Provided material:
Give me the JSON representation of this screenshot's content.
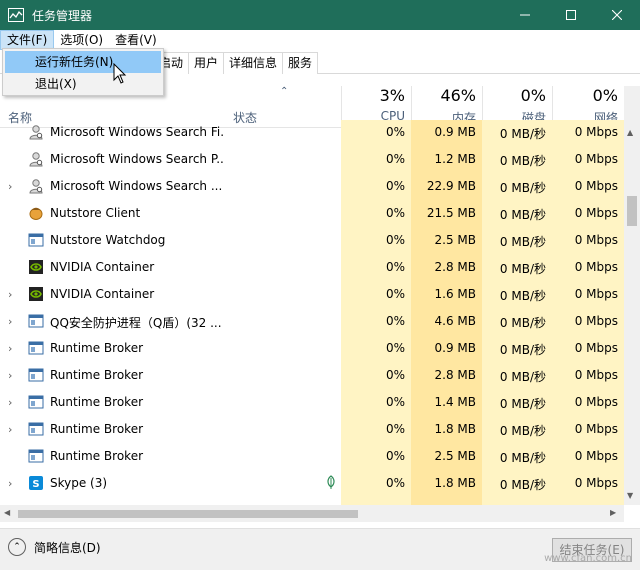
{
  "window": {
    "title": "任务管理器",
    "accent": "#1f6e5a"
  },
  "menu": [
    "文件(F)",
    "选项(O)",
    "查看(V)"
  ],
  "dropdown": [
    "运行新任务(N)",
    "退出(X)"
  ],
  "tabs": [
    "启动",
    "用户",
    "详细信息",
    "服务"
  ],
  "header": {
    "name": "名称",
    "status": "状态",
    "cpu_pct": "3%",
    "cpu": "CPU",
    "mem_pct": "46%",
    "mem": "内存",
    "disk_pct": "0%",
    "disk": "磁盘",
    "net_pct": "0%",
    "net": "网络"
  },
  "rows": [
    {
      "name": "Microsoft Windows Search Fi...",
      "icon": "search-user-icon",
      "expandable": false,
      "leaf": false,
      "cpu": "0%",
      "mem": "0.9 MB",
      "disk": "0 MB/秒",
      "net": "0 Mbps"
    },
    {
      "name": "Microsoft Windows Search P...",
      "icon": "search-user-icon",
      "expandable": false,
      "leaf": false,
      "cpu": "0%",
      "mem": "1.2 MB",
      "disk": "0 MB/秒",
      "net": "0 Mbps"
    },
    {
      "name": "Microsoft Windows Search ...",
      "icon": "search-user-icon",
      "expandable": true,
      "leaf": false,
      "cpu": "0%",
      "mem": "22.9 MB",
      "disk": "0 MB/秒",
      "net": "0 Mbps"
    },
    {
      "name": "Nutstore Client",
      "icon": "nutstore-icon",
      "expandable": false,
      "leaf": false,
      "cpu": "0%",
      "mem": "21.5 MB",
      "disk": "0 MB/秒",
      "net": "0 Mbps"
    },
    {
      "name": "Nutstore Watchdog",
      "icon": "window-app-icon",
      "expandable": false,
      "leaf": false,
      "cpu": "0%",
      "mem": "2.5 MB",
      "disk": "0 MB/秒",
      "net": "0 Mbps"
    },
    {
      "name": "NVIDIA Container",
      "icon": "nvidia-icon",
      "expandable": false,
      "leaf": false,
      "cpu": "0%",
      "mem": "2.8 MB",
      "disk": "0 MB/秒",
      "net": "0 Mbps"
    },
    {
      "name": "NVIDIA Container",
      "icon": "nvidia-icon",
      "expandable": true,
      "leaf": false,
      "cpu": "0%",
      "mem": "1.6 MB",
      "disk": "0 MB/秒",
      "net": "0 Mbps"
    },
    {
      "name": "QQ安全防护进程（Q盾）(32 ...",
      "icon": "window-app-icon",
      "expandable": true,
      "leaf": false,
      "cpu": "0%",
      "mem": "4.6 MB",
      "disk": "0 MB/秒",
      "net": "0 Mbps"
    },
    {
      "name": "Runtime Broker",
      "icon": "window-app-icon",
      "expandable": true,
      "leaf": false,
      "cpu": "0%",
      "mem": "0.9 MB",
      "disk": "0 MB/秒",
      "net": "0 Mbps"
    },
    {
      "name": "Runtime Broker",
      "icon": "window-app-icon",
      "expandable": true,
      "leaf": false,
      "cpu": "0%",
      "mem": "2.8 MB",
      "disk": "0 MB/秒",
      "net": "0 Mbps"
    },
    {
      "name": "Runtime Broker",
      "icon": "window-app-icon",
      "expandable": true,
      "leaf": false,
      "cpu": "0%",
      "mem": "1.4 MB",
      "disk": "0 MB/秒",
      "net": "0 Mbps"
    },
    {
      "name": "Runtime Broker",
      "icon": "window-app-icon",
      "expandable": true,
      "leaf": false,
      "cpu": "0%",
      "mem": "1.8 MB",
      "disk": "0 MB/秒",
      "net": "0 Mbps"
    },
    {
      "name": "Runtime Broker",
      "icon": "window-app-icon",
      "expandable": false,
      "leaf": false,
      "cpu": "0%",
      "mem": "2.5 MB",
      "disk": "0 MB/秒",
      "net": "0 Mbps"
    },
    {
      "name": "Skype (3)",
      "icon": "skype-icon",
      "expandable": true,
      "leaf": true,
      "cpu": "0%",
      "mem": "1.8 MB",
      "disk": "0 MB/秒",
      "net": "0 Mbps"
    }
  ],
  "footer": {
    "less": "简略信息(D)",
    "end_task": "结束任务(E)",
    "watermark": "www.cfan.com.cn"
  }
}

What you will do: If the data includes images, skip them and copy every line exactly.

Result for this task:
Give me the JSON representation of this screenshot's content.
{
  "window": {
    "title": "任务管理器",
    "accent": "#1f6e5a"
  },
  "menu": [
    "文件(F)",
    "选项(O)",
    "查看(V)"
  ],
  "dropdown": [
    "运行新任务(N)",
    "退出(X)"
  ],
  "tabs": [
    "启动",
    "用户",
    "详细信息",
    "服务"
  ],
  "header": {
    "name": "名称",
    "status": "状态",
    "cpu_pct": "3%",
    "cpu": "CPU",
    "mem_pct": "46%",
    "mem": "内存",
    "disk_pct": "0%",
    "disk": "磁盘",
    "net_pct": "0%",
    "net": "网络"
  },
  "rows": [
    {
      "name": "Microsoft Windows Search Fi...",
      "icon": "search-user-icon",
      "expandable": false,
      "leaf": false,
      "cpu": "0%",
      "mem": "0.9 MB",
      "disk": "0 MB/秒",
      "net": "0 Mbps"
    },
    {
      "name": "Microsoft Windows Search P...",
      "icon": "search-user-icon",
      "expandable": false,
      "leaf": false,
      "cpu": "0%",
      "mem": "1.2 MB",
      "disk": "0 MB/秒",
      "net": "0 Mbps"
    },
    {
      "name": "Microsoft Windows Search ...",
      "icon": "search-user-icon",
      "expandable": true,
      "leaf": false,
      "cpu": "0%",
      "mem": "22.9 MB",
      "disk": "0 MB/秒",
      "net": "0 Mbps"
    },
    {
      "name": "Nutstore Client",
      "icon": "nutstore-icon",
      "expandable": false,
      "leaf": false,
      "cpu": "0%",
      "mem": "21.5 MB",
      "disk": "0 MB/秒",
      "net": "0 Mbps"
    },
    {
      "name": "Nutstore Watchdog",
      "icon": "window-app-icon",
      "expandable": false,
      "leaf": false,
      "cpu": "0%",
      "mem": "2.5 MB",
      "disk": "0 MB/秒",
      "net": "0 Mbps"
    },
    {
      "name": "NVIDIA Container",
      "icon": "nvidia-icon",
      "expandable": false,
      "leaf": false,
      "cpu": "0%",
      "mem": "2.8 MB",
      "disk": "0 MB/秒",
      "net": "0 Mbps"
    },
    {
      "name": "NVIDIA Container",
      "icon": "nvidia-icon",
      "expandable": true,
      "leaf": false,
      "cpu": "0%",
      "mem": "1.6 MB",
      "disk": "0 MB/秒",
      "net": "0 Mbps"
    },
    {
      "name": "QQ安全防护进程（Q盾）(32 ...",
      "icon": "window-app-icon",
      "expandable": true,
      "leaf": false,
      "cpu": "0%",
      "mem": "4.6 MB",
      "disk": "0 MB/秒",
      "net": "0 Mbps"
    },
    {
      "name": "Runtime Broker",
      "icon": "window-app-icon",
      "expandable": true,
      "leaf": false,
      "cpu": "0%",
      "mem": "0.9 MB",
      "disk": "0 MB/秒",
      "net": "0 Mbps"
    },
    {
      "name": "Runtime Broker",
      "icon": "window-app-icon",
      "expandable": true,
      "leaf": false,
      "cpu": "0%",
      "mem": "2.8 MB",
      "disk": "0 MB/秒",
      "net": "0 Mbps"
    },
    {
      "name": "Runtime Broker",
      "icon": "window-app-icon",
      "expandable": true,
      "leaf": false,
      "cpu": "0%",
      "mem": "1.4 MB",
      "disk": "0 MB/秒",
      "net": "0 Mbps"
    },
    {
      "name": "Runtime Broker",
      "icon": "window-app-icon",
      "expandable": true,
      "leaf": false,
      "cpu": "0%",
      "mem": "1.8 MB",
      "disk": "0 MB/秒",
      "net": "0 Mbps"
    },
    {
      "name": "Runtime Broker",
      "icon": "window-app-icon",
      "expandable": false,
      "leaf": false,
      "cpu": "0%",
      "mem": "2.5 MB",
      "disk": "0 MB/秒",
      "net": "0 Mbps"
    },
    {
      "name": "Skype (3)",
      "icon": "skype-icon",
      "expandable": true,
      "leaf": true,
      "cpu": "0%",
      "mem": "1.8 MB",
      "disk": "0 MB/秒",
      "net": "0 Mbps"
    }
  ],
  "footer": {
    "less": "简略信息(D)",
    "end_task": "结束任务(E)",
    "watermark": "www.cfan.com.cn"
  }
}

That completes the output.